Is Tampere Region targeting any particular countries? One third of Finland’s FDI projects come from Sweden, so this is an important target country for the economic development team. Germany is also a big focus because of its automotive industry. Oula says: “Although it is challenging to persuade German companies to invest, we have had some good dialogues and we are hoping we will be able to do more in future.” Tampere has benefitted from Chinese investment in the past – drone manufacturer PowerVision and telecoms equipment provider Huawei are there already, and Oula and his team are working closely with the Invest in Finland team based in China.
The experience economy and Smart Tampere
What about the “experience economy” sector, which in Tampere Region’s organization structure covers gaming, media, tourism and creative industries? Oula explains: “Previously, young, highly educated people would choose where to live based on where the company was located, but nowadays they select a city based on the experiences the city can offer them, and companies will choose where to locate their sites based on the talent and skills available. Therefore, issues such as smart city become relevant – how long are the traffic jams, what does the city offer in terms of leisure and quality of life, and how much more free time can you have compared with another city.” TUT alone has 1,500 international students studying in Tampere, and most of them want to stay on in the city, but the challenge is to encourage local companies to offer them jobs before their visas run out. “Leadin, a user experience company, has really benefitted from hiring people from different countries and cultures. Leadin operates in five locations including Tampere and their diverse workforce means they can create services that are relevant to different country markets from the outset.” Oula points out.

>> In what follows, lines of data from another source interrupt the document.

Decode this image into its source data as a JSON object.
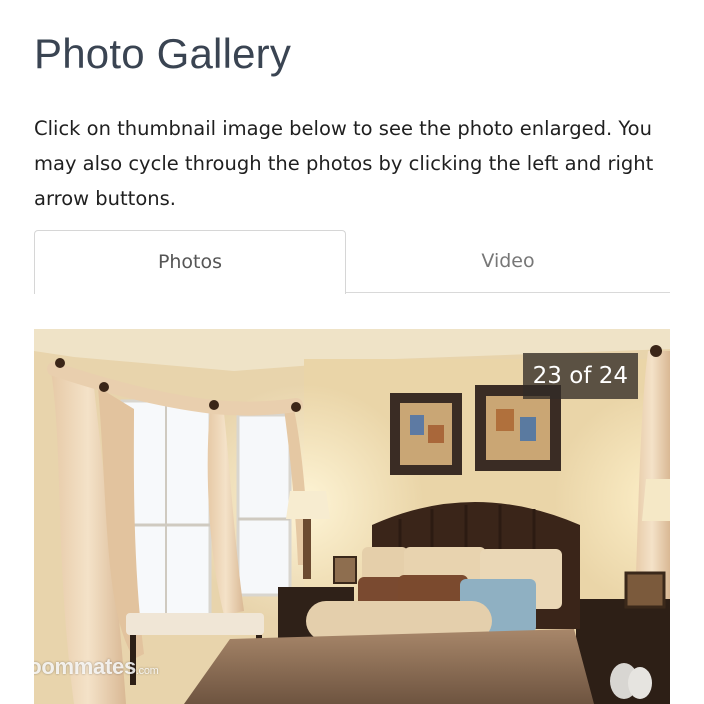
{
  "page": {
    "title": "Photo Gallery",
    "description": "Click on thumbnail image below to see the photo enlarged. You may also cycle through the photos by clicking the left and right arrow buttons."
  },
  "tabs": [
    {
      "label": "Photos",
      "active": true
    },
    {
      "label": "Video",
      "active": false
    }
  ],
  "gallery": {
    "counter": "23 of 24",
    "current_index": 23,
    "total": 24,
    "photo_subject": "bedroom-photo",
    "watermark": {
      "brand": "roommates",
      "suffix": ".com"
    }
  }
}
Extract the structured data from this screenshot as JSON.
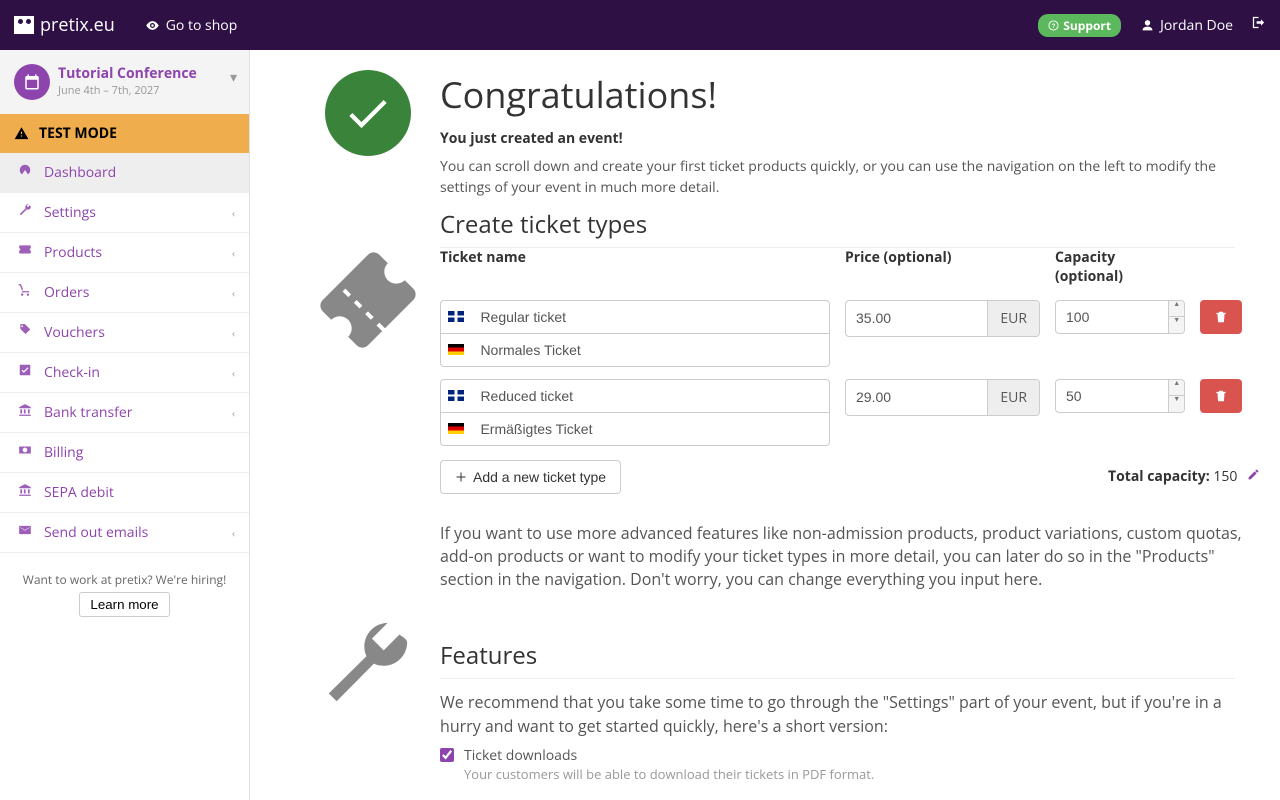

The local administration in Tampere is also interested in technology as a buyer. In Autumn 2016, they launched Smart Tampere , a major new program covering seven different themes for the city’s future development, including mobility, industry, health and government. The aim is cooperation between companies, organizations and citizens, and US giants Cisco and GE have expressed their interest in the program. The City of Tampere also supports the work of New Factory, the Tampere-based innovation centre and business incubator, including the ITS Factory intelligent transport project. In addition, New Factory is part of BELT, an EU cross-border co-creation program for smart city in the Baltic Sea Region.
The future looks bright – the future looks smart!

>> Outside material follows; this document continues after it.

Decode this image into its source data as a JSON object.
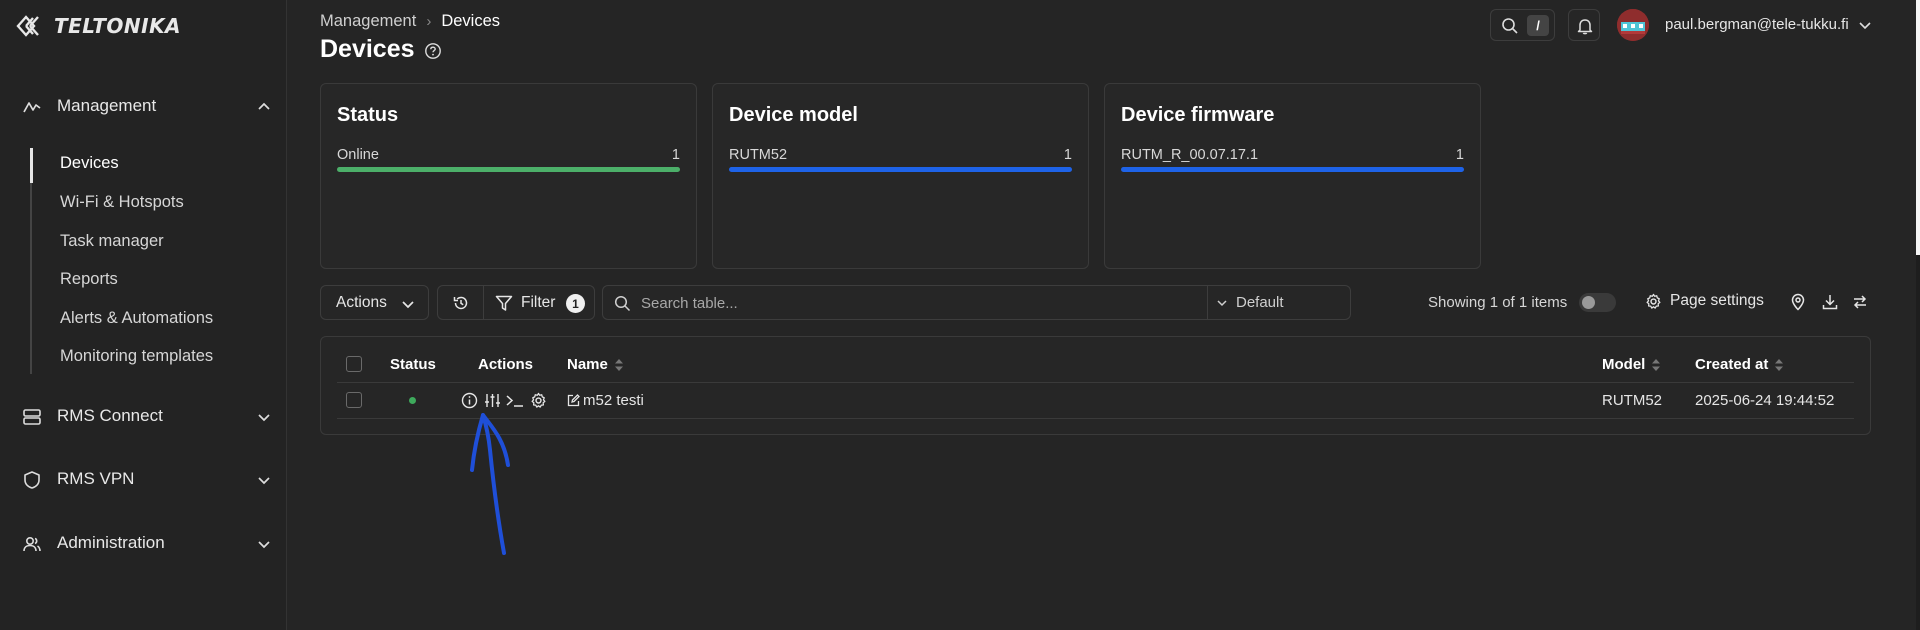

Tampere is pushing forward into the future with new ideas and technologies, and the economic development agency is equipping itself to meet the future needs of businesses in high tech industry at home and abroad.
So now you’ve heard about Tampere – the city with a bright and smart future!
Julia Lemagnen has worked in international business for 25 years in both business-to-business and business-to-consumer market research. She previously worked as Market Intelligence Manager at logistics specialist Unipart Group, and as part of a UK-based brand research agency she handled marketing and research assignments for clients such as Microsoft and 3M. She is experienced in a wide range of industries and research methods and has been working in the field of economic development and foreign direct investment since 2002. Julia co-founded MCJ Lemagnen Associates in 2010.